> _Required action_
Your answer should repeat every line of the records below in which the word "libres" appears.

+ + + +

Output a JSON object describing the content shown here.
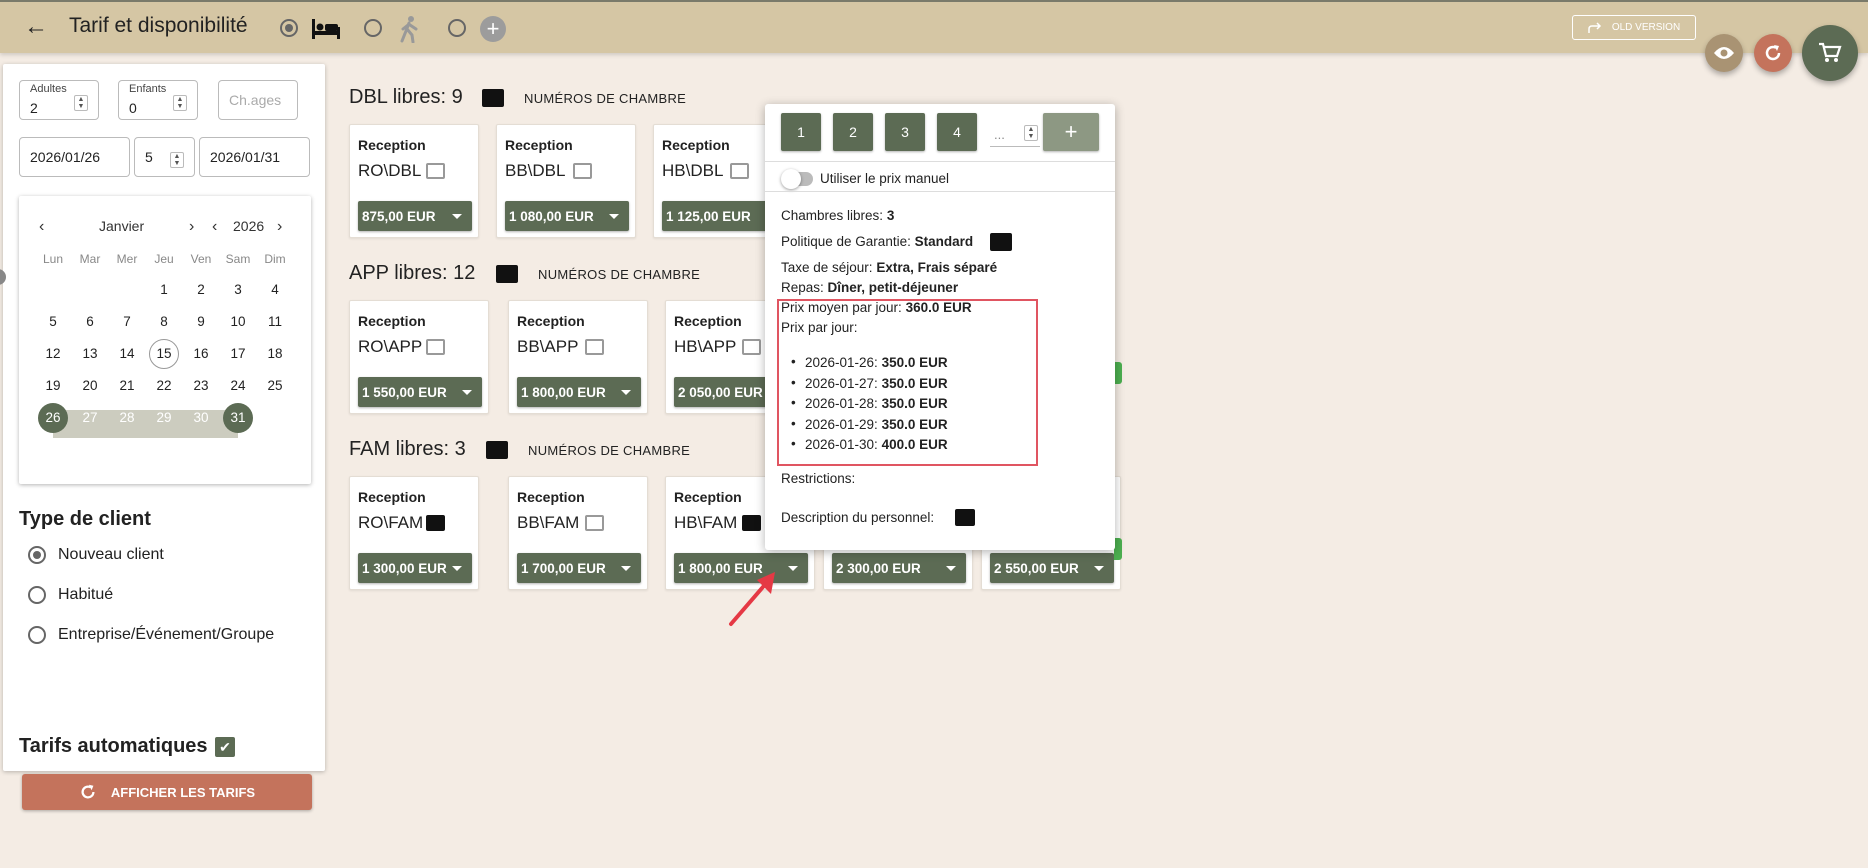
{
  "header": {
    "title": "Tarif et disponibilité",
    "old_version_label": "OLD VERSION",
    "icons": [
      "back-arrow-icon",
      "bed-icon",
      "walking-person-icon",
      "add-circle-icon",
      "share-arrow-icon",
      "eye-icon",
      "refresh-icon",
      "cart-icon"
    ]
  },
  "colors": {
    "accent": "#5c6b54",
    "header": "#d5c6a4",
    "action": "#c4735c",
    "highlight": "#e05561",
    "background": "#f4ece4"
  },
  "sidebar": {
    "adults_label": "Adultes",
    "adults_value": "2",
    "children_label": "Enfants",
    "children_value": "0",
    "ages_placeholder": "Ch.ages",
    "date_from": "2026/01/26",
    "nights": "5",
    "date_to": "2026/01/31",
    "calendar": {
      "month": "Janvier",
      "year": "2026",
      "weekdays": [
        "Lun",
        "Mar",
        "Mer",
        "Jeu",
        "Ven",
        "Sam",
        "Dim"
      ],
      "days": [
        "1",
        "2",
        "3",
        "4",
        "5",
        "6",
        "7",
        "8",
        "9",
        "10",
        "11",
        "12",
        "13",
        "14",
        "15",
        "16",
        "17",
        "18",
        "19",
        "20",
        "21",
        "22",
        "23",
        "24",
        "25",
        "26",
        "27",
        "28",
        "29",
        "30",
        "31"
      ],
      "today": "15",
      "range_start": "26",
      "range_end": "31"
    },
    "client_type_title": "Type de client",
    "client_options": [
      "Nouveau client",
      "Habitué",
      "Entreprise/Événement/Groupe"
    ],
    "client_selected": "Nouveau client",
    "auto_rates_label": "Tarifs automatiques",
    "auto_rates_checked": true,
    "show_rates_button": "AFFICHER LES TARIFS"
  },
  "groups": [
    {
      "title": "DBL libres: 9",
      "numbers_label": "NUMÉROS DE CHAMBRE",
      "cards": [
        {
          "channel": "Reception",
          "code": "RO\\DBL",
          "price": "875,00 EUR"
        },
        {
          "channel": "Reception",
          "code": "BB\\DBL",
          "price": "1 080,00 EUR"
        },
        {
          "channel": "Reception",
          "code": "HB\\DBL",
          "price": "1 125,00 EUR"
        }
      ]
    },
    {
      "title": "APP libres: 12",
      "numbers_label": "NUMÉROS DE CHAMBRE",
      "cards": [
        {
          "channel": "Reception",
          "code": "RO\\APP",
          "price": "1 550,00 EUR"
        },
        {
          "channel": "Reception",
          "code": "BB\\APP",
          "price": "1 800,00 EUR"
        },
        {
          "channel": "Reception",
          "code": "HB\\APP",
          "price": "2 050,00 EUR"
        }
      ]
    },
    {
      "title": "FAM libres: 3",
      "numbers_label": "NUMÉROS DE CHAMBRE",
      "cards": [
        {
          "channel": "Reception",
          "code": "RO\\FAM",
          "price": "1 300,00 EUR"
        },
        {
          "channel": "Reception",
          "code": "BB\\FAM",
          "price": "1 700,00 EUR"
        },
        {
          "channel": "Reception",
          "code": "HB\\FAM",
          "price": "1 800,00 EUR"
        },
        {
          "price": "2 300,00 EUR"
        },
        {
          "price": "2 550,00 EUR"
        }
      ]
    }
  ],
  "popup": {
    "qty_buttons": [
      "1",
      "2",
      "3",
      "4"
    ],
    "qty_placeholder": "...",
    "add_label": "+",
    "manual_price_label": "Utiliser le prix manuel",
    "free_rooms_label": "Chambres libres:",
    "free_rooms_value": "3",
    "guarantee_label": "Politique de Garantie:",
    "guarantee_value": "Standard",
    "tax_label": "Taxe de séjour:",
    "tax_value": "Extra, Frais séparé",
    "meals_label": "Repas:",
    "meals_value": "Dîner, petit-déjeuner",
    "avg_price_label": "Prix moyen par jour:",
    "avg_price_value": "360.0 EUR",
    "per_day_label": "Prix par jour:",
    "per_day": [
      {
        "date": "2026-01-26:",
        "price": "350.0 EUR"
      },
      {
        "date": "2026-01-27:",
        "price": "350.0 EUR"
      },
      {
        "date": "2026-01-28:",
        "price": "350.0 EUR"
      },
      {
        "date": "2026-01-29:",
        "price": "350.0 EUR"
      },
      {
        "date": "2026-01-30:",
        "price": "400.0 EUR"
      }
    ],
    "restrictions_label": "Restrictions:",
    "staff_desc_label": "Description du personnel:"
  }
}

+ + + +

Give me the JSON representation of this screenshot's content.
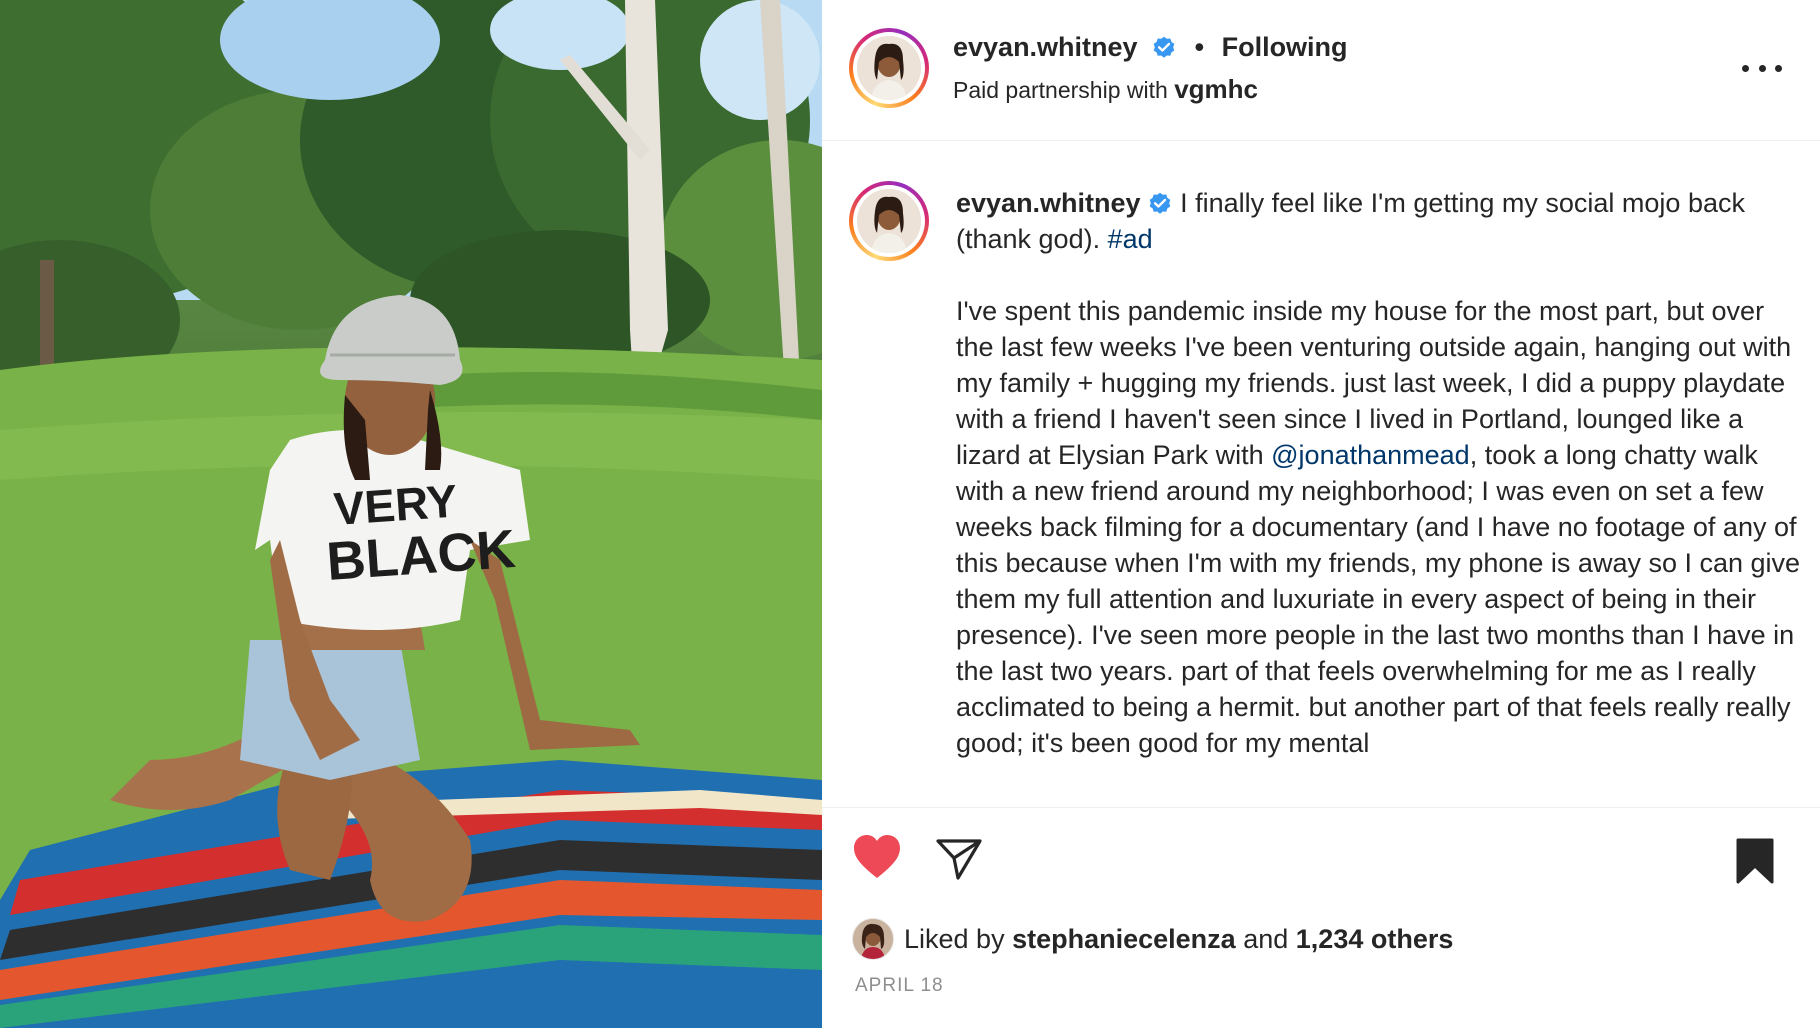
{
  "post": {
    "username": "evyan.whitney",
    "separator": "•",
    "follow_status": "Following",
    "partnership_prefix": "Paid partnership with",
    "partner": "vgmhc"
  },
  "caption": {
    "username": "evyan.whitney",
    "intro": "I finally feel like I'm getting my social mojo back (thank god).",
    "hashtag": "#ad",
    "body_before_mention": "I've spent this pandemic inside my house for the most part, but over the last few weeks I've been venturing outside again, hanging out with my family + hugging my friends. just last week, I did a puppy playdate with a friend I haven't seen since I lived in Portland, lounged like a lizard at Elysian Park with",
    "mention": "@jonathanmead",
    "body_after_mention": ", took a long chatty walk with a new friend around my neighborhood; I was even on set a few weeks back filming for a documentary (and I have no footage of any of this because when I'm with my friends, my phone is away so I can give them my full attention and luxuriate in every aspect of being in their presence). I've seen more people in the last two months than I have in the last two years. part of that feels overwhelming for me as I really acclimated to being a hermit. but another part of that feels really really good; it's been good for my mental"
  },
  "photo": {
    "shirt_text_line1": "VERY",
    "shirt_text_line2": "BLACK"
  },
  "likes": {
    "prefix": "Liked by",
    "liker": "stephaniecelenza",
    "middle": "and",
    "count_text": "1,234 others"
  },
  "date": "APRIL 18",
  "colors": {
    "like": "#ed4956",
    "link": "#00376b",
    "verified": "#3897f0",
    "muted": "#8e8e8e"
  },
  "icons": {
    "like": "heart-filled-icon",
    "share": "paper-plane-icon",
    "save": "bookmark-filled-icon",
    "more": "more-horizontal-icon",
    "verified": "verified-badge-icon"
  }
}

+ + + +

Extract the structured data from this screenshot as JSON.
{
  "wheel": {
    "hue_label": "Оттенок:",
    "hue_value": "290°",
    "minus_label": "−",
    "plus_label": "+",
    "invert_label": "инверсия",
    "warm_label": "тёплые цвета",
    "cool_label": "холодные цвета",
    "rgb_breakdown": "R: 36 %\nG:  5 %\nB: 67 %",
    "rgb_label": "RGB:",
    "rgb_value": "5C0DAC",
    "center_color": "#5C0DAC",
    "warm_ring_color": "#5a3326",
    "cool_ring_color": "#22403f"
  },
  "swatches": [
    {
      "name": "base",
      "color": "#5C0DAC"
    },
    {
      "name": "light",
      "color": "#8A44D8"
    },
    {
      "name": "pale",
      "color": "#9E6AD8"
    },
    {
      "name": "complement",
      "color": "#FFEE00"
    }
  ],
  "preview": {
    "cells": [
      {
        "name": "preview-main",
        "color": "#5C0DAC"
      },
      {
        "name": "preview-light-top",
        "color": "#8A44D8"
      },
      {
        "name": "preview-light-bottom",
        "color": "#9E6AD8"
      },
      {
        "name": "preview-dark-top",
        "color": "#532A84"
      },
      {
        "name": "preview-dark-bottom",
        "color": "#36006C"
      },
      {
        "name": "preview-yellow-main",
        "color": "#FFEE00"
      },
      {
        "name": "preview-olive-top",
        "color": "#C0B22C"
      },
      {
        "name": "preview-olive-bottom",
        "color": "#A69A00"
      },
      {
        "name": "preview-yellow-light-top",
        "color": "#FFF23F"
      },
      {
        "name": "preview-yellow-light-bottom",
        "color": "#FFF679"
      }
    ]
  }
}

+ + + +

> _Solved exercise_
      "title": "DBL libres: 9",
      "title": "APP libres: 12",
      "title": "FAM libres: 3",
    "free_rooms_label": "Chambres libres:",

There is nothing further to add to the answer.